[Data records for software interfaces]
....

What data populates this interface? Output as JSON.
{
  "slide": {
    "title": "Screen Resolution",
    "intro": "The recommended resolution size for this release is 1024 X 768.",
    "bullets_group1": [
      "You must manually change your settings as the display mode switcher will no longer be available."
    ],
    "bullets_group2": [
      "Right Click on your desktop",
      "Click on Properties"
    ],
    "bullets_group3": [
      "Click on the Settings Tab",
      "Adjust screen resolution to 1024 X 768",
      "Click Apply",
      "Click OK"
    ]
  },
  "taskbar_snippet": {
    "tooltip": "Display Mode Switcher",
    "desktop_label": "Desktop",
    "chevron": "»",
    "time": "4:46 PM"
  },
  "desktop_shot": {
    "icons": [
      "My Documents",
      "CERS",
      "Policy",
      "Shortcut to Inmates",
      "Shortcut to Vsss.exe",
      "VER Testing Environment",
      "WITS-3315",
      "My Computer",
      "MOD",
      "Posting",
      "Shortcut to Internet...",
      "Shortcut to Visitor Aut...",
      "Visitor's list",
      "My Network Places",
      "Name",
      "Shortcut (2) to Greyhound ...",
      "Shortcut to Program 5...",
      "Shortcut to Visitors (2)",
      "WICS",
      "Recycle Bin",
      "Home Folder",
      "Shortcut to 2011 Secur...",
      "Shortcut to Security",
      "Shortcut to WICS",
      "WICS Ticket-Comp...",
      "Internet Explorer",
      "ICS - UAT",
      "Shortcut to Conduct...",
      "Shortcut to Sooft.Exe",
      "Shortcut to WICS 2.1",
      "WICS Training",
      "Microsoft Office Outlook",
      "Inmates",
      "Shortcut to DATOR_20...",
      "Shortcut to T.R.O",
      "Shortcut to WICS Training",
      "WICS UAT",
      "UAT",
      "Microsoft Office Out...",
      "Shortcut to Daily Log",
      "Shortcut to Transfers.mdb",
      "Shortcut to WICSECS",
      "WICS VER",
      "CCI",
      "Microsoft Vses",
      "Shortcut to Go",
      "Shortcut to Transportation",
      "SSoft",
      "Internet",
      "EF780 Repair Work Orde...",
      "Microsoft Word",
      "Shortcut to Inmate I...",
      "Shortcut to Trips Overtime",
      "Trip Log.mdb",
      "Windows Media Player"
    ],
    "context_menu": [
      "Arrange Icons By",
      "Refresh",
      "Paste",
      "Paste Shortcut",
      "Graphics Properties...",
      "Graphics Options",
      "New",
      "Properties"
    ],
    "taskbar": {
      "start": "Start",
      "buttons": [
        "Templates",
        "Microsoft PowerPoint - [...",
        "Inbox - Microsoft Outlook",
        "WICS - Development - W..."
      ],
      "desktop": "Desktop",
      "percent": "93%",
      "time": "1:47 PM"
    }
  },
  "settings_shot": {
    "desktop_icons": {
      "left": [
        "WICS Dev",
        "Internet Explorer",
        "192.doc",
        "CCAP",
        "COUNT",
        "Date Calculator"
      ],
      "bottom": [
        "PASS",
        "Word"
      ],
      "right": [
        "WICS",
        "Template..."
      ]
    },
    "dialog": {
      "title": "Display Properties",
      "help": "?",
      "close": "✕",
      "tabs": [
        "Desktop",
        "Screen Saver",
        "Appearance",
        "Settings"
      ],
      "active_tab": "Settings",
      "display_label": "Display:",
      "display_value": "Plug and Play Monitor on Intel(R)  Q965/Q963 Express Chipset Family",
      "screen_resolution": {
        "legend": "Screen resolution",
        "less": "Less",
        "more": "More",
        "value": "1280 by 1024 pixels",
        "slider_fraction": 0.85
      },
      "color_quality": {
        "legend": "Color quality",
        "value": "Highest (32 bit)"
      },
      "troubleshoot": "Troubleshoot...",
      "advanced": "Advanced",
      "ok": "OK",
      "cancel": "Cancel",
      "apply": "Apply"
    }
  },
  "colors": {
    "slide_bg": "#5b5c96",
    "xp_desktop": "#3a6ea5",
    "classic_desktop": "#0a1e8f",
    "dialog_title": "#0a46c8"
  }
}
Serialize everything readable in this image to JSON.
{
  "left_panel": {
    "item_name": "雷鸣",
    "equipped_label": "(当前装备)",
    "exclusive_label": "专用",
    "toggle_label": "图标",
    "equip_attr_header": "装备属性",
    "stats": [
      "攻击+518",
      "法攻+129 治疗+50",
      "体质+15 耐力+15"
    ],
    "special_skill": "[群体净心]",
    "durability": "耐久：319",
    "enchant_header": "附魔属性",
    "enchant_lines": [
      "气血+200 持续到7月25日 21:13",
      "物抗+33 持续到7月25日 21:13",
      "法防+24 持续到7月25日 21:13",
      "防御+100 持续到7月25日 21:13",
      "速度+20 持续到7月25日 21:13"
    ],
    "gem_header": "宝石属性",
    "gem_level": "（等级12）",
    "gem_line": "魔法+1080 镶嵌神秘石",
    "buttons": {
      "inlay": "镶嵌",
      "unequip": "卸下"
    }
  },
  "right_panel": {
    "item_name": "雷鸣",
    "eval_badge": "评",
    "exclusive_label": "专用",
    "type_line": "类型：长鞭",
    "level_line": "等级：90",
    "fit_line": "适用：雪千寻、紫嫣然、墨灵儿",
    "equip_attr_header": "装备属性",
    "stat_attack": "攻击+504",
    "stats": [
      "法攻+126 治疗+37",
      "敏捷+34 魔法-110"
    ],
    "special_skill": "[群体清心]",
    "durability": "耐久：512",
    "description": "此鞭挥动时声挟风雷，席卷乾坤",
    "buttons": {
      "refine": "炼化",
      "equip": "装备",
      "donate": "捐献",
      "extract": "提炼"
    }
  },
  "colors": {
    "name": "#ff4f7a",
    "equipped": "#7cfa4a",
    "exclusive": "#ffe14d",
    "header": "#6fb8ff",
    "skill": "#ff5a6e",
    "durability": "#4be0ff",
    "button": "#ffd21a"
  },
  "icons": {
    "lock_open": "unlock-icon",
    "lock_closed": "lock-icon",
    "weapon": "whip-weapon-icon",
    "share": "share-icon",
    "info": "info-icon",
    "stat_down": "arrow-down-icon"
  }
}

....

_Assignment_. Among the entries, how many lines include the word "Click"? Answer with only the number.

_Answer section_. 5